A chance to salvage something from defeat?
It was, a day later, hard to overstate the weight of the court decision. Judge Klausner had not only ruled against the players’ arguments; in effect, he had said they could never win. Yet even though U.S. Soccer’s victory in court was complete, and the players immediately announced their intention to appeal, the federation signaled just as quickly that it was still happy to discuss a way out.
“We look forward to working with the women’s national team to chart a positive path forward to grow the game both here at home and around the world,” it said in the briefest of statements after the ruling.
The federation’s words seemed carefully chosen. The seemingly endless battles with its most popular players have unquestionably damaged — and continue to damage — U.S. Soccer’s reputation. The dispute has even brought it into conflict with its own sponsors.
But much has changed since the equal pay war began: U.S. Soccer has a new president, the former women’s player Cindy Cone, and a new chief executive, and neither of them could reasonably be tied to past missteps and injustices.
For them, and for U.S. Soccer, rebuilding a functional relationship with the women’s team — the federation’s most valuable asset and a critical moneymaker in troubled economic times — should be a top priority. If that means eating some crow and cutting a check to signal an eagerness to move forward, it might even work.
November 2021: A small victory, and a new start.
In November of last year, U.S. Soccer and the players reached an agreement that resolved claims about unequal working conditions. The deal, a rare moment of détente in the yearslong fight, formalized an effort the federation had already begun to remove differences in areas like staffing, travel, hotel accommodations and venue choices related to men’s and women’s national team matches. But it was a necessary step for the players before they could appeal their larger defeat in federal court.

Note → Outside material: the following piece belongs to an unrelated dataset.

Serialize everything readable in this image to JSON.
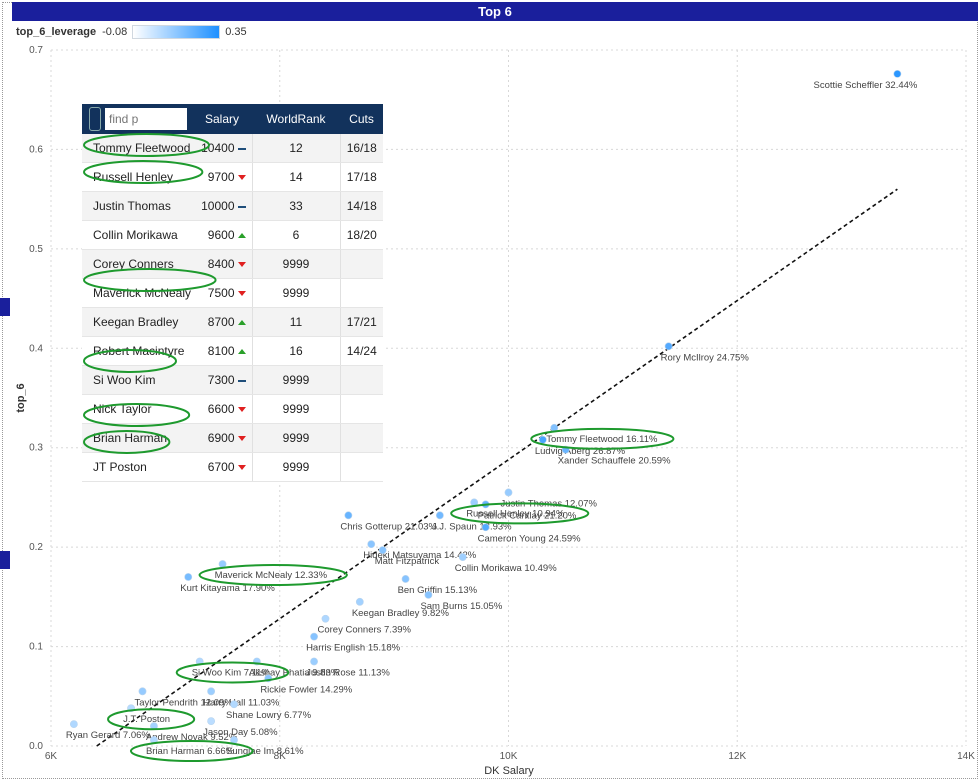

For the players and their lawyers, the agreement brings opportunity: In settling their issues related to working conditions, the women’s stars cleared the way to appealing a judge’s decision in May that had rejected most of their equal pay claims. For the federation, removing one of the last unresolved items in the team’s wage-discrimination lawsuit allowed its new leadership team to rid itself of one more point of contention in a dispute they would prefer to see end, and to signal that U.S. Soccer is open to more accommodations.
U.S. Soccer’s president, Cindy Parlow Cone, hailed the agreement, saying it signaled the federation’s efforts “to find a new way forward” with the women’s team and, hopefully, a way out of the rest of the litigation.
“This settlement is good news for everyone,” Cone said, “and I believe will serve as a springboard for continued progress.”
Tuesday: The fight ends at last.
Tuesday’s settlement between the women’s players and U.S. Soccer includes $24 million in compensation for the athletes — largely back pay for dozens of players who were included once the plaintiffs were granted class-action status, and several million dollars in seed money for a fund that will be available to players for post-career plans and initiatives to grow the women’s game.
It also includes a pledge from U.S. Soccer to equalize pay, appearance fees and match bonuses for the women’s and men’s national teams for all games, including the World Cup, in the teams’ next collective bargaining agreements.
That last bit is the stage for the next fight: Both the men’s and women’s teams are playing under expired — and separate — agreements. Negotiations on new ones are ongoing. It’s not clear when a deal will be struck.
https://www.nytimes.com/2022/02/22/sports/us-soccer-uswnt-equal-pay.html The USWNT vs. U.S. Soccer: An Equal Pay Timeline